Source data

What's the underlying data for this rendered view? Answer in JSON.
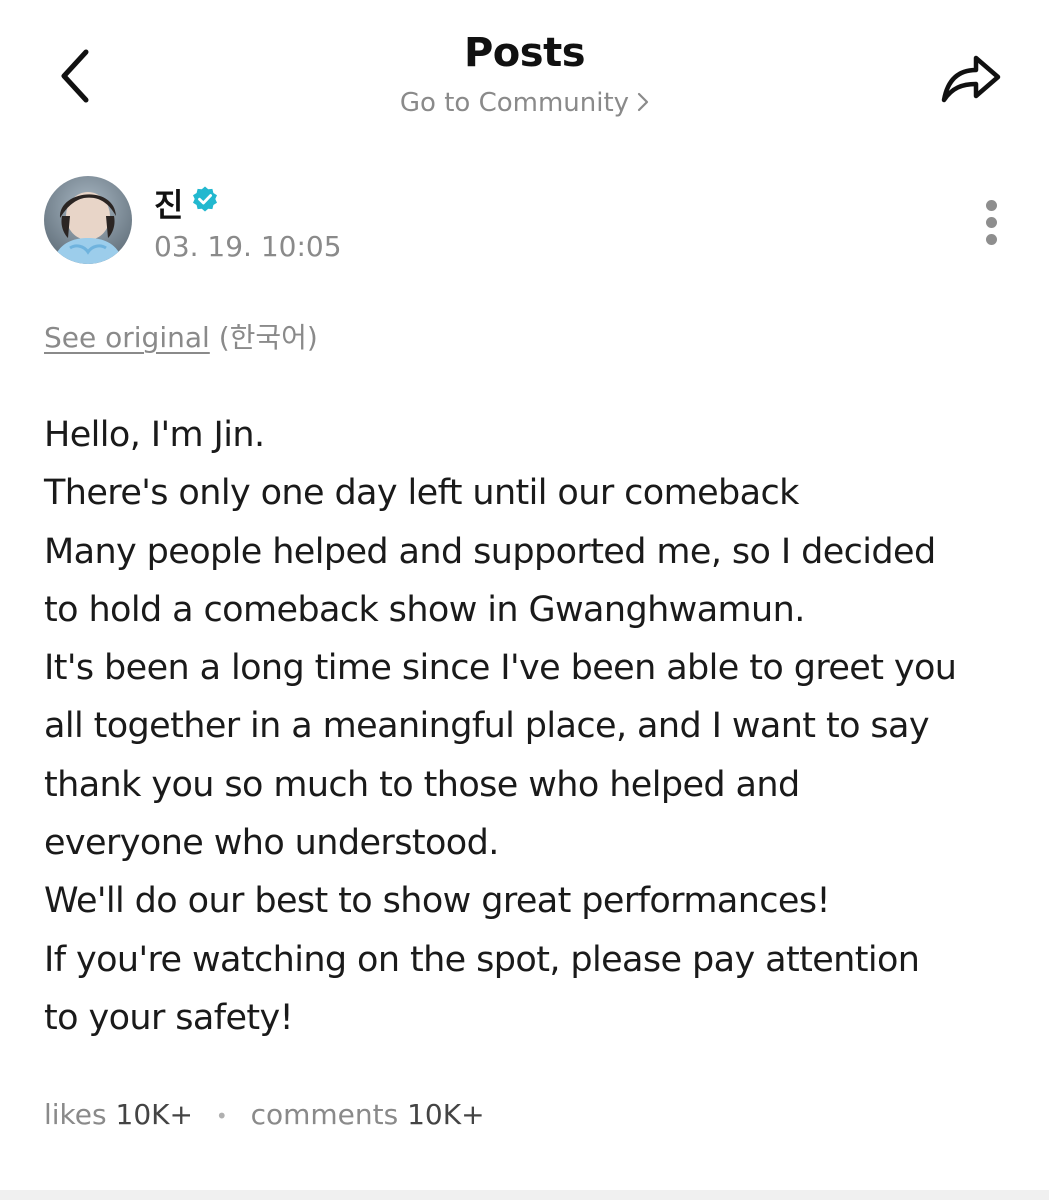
{
  "header": {
    "title": "Posts",
    "community_link": "Go to Community"
  },
  "post": {
    "author": "진",
    "date": "03. 19. 10:05",
    "see_original_label": "See original",
    "original_language": "(한국어)",
    "lines": [
      "Hello, I'm Jin.",
      "There's only one day left until our comeback",
      "Many people helped and supported me, so I decided",
      "to hold a comeback show in Gwanghwamun.",
      "It's been a long time since I've been able to greet you",
      "all together in a meaningful place, and I want to say",
      "thank you so much to those who helped and",
      "everyone who understood.",
      "We'll do our best to show great performances!",
      "If you're watching on the spot, please pay attention",
      "to your safety!"
    ]
  },
  "stats": {
    "likes_label": "likes",
    "likes_count": "10K+",
    "comments_label": "comments",
    "comments_count": "10K+",
    "separator": "•"
  },
  "icons": {
    "back": "chevron-left-icon",
    "share": "share-arrow-icon",
    "more": "more-vertical-icon",
    "verified": "verified-badge-icon"
  },
  "colors": {
    "verified_badge": "#22b8cf",
    "muted_text": "#8a8a8a",
    "body_text": "#1a1a1a"
  }
}
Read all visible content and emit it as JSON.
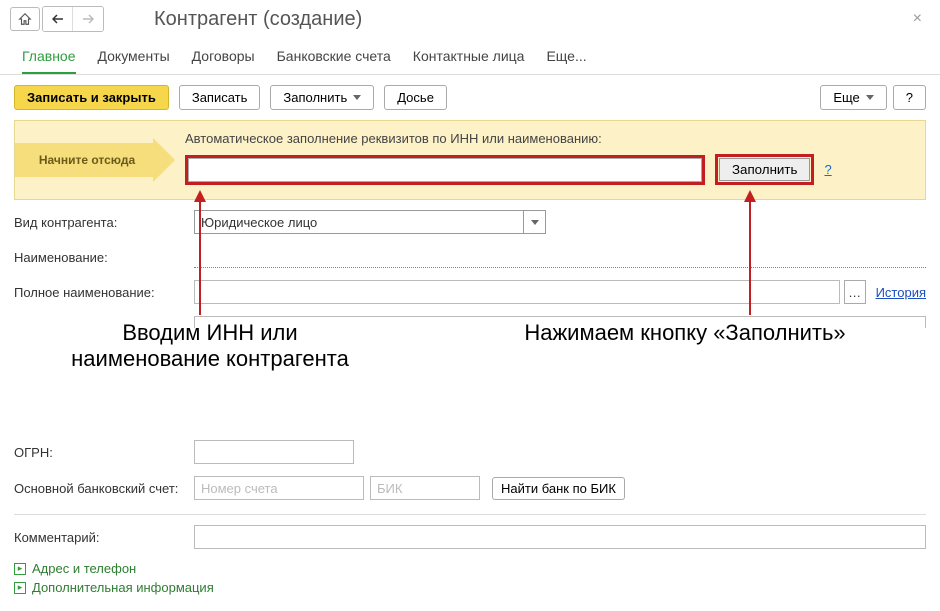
{
  "header": {
    "title": "Контрагент (создание)"
  },
  "tabs": {
    "main": "Главное",
    "documents": "Документы",
    "contracts": "Договоры",
    "bank_accounts": "Банковские счета",
    "contacts": "Контактные лица",
    "more": "Еще..."
  },
  "toolbar": {
    "save_close": "Записать и закрыть",
    "save": "Записать",
    "fill": "Заполнить",
    "dossier": "Досье",
    "more": "Еще",
    "help": "?"
  },
  "hint": {
    "start_here": "Начните отсюда",
    "label": "Автоматическое заполнение реквизитов по ИНН или наименованию:",
    "fill_btn": "Заполнить",
    "help": "?"
  },
  "form": {
    "type_label": "Вид контрагента:",
    "type_value": "Юридическое лицо",
    "name_label": "Наименование:",
    "full_name_label": "Полное наименование:",
    "history_link": "История",
    "ogrn_label": "ОГРН:",
    "bank_label": "Основной банковский счет:",
    "account_placeholder": "Номер счета",
    "bik_placeholder": "БИК",
    "find_bank": "Найти банк по БИК",
    "comment_label": "Комментарий:",
    "expand_address": "Адрес и телефон",
    "expand_extra": "Дополнительная информация"
  },
  "annotations": {
    "left": "Вводим ИНН или наименование контрагента",
    "right": "Нажимаем кнопку «Заполнить»"
  }
}
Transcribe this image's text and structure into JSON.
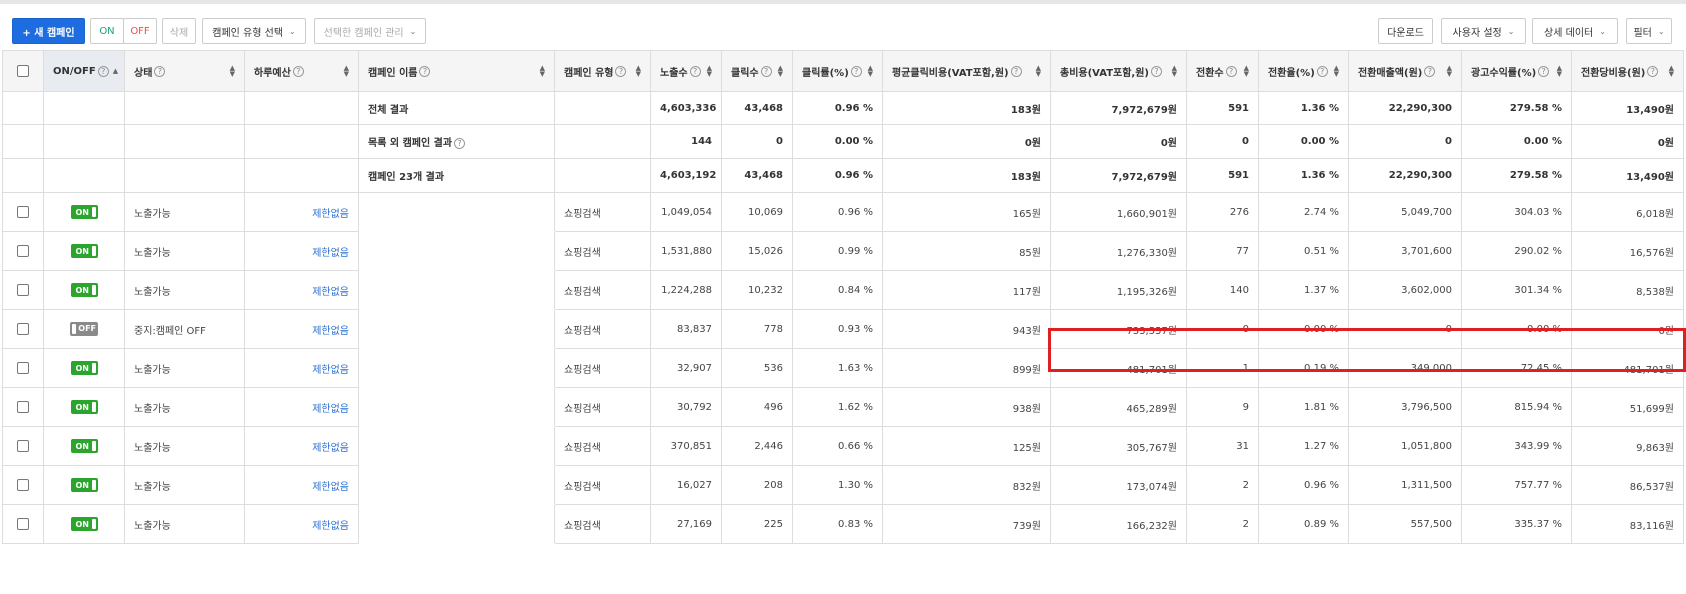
{
  "toolbar": {
    "new_campaign": "+ 새 캠페인",
    "on": "ON",
    "off": "OFF",
    "delete": "삭제",
    "type_select": "캠페인 유형 선택",
    "manage_selected": "선택한 캠페인 관리",
    "download": "다운로드",
    "user_settings": "사용자 설정",
    "detail_data": "상세 데이터",
    "filter": "필터"
  },
  "headers": {
    "onoff": "ON/OFF",
    "status": "상태",
    "daily_budget": "하루예산",
    "campaign_name": "캠페인 이름",
    "campaign_type": "캠페인 유형",
    "impressions": "노출수",
    "clicks": "클릭수",
    "ctr": "클릭률(%)",
    "avg_cpc": "평균클릭비용(VAT포함,원)",
    "total_cost": "총비용(VAT포함,원)",
    "conversions": "전환수",
    "conv_rate": "전환율(%)",
    "conv_revenue": "전환매출액(원)",
    "roas": "광고수익률(%)",
    "cost_per_conv": "전환당비용(원)"
  },
  "summary": [
    {
      "label": "전체 결과",
      "impressions": "4,603,336",
      "clicks": "43,468",
      "ctr": "0.96 %",
      "avg_cpc": "183원",
      "total_cost": "7,972,679원",
      "conversions": "591",
      "conv_rate": "1.36 %",
      "conv_revenue": "22,290,300",
      "roas": "279.58 %",
      "cost_per_conv": "13,490원"
    },
    {
      "label": "목록 외 캠페인 결과",
      "impressions": "144",
      "clicks": "0",
      "ctr": "0.00 %",
      "avg_cpc": "0원",
      "total_cost": "0원",
      "conversions": "0",
      "conv_rate": "0.00 %",
      "conv_revenue": "0",
      "roas": "0.00 %",
      "cost_per_conv": "0원"
    },
    {
      "label": "캠페인 23개 결과",
      "impressions": "4,603,192",
      "clicks": "43,468",
      "ctr": "0.96 %",
      "avg_cpc": "183원",
      "total_cost": "7,972,679원",
      "conversions": "591",
      "conv_rate": "1.36 %",
      "conv_revenue": "22,290,300",
      "roas": "279.58 %",
      "cost_per_conv": "13,490원"
    }
  ],
  "rows": [
    {
      "toggle": "ON",
      "status": "노출가능",
      "budget": "제한없음",
      "type": "쇼핑검색",
      "impressions": "1,049,054",
      "clicks": "10,069",
      "ctr": "0.96 %",
      "avg_cpc": "165원",
      "total_cost": "1,660,901원",
      "conversions": "276",
      "conv_rate": "2.74 %",
      "conv_revenue": "5,049,700",
      "roas": "304.03 %",
      "cost_per_conv": "6,018원"
    },
    {
      "toggle": "ON",
      "status": "노출가능",
      "budget": "제한없음",
      "type": "쇼핑검색",
      "impressions": "1,531,880",
      "clicks": "15,026",
      "ctr": "0.99 %",
      "avg_cpc": "85원",
      "total_cost": "1,276,330원",
      "conversions": "77",
      "conv_rate": "0.51 %",
      "conv_revenue": "3,701,600",
      "roas": "290.02 %",
      "cost_per_conv": "16,576원"
    },
    {
      "toggle": "ON",
      "status": "노출가능",
      "budget": "제한없음",
      "type": "쇼핑검색",
      "impressions": "1,224,288",
      "clicks": "10,232",
      "ctr": "0.84 %",
      "avg_cpc": "117원",
      "total_cost": "1,195,326원",
      "conversions": "140",
      "conv_rate": "1.37 %",
      "conv_revenue": "3,602,000",
      "roas": "301.34 %",
      "cost_per_conv": "8,538원"
    },
    {
      "toggle": "OFF",
      "status": "중지:캠페인 OFF",
      "budget": "제한없음",
      "type": "쇼핑검색",
      "impressions": "83,837",
      "clicks": "778",
      "ctr": "0.93 %",
      "avg_cpc": "943원",
      "total_cost": "733,557원",
      "conversions": "0",
      "conv_rate": "0.00 %",
      "conv_revenue": "0",
      "roas": "0.00 %",
      "cost_per_conv": "0원"
    },
    {
      "toggle": "ON",
      "status": "노출가능",
      "budget": "제한없음",
      "type": "쇼핑검색",
      "impressions": "32,907",
      "clicks": "536",
      "ctr": "1.63 %",
      "avg_cpc": "899원",
      "total_cost": "481,701원",
      "conversions": "1",
      "conv_rate": "0.19 %",
      "conv_revenue": "349,000",
      "roas": "72.45 %",
      "cost_per_conv": "481,701원"
    },
    {
      "toggle": "ON",
      "status": "노출가능",
      "budget": "제한없음",
      "type": "쇼핑검색",
      "impressions": "30,792",
      "clicks": "496",
      "ctr": "1.62 %",
      "avg_cpc": "938원",
      "total_cost": "465,289원",
      "conversions": "9",
      "conv_rate": "1.81 %",
      "conv_revenue": "3,796,500",
      "roas": "815.94 %",
      "cost_per_conv": "51,699원"
    },
    {
      "toggle": "ON",
      "status": "노출가능",
      "budget": "제한없음",
      "type": "쇼핑검색",
      "impressions": "370,851",
      "clicks": "2,446",
      "ctr": "0.66 %",
      "avg_cpc": "125원",
      "total_cost": "305,767원",
      "conversions": "31",
      "conv_rate": "1.27 %",
      "conv_revenue": "1,051,800",
      "roas": "343.99 %",
      "cost_per_conv": "9,863원"
    },
    {
      "toggle": "ON",
      "status": "노출가능",
      "budget": "제한없음",
      "type": "쇼핑검색",
      "impressions": "16,027",
      "clicks": "208",
      "ctr": "1.30 %",
      "avg_cpc": "832원",
      "total_cost": "173,074원",
      "conversions": "2",
      "conv_rate": "0.96 %",
      "conv_revenue": "1,311,500",
      "roas": "757.77 %",
      "cost_per_conv": "86,537원"
    },
    {
      "toggle": "ON",
      "status": "노출가능",
      "budget": "제한없음",
      "type": "쇼핑검색",
      "impressions": "27,169",
      "clicks": "225",
      "ctr": "0.83 %",
      "avg_cpc": "739원",
      "total_cost": "166,232원",
      "conversions": "2",
      "conv_rate": "0.89 %",
      "conv_revenue": "557,500",
      "roas": "335.37 %",
      "cost_per_conv": "83,116원"
    }
  ],
  "colors": {
    "primary": "#1d6de0",
    "on": "#2ca52e",
    "off": "#8a8a8a",
    "link": "#2a6fd0",
    "highlight": "#e02020"
  }
}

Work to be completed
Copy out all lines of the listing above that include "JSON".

Answer for the task
What's the underlying data for this rendered view? Answer in JSON.
Read all visible content and emit it as JSON.
Transcribe this image's text and structure into JSON.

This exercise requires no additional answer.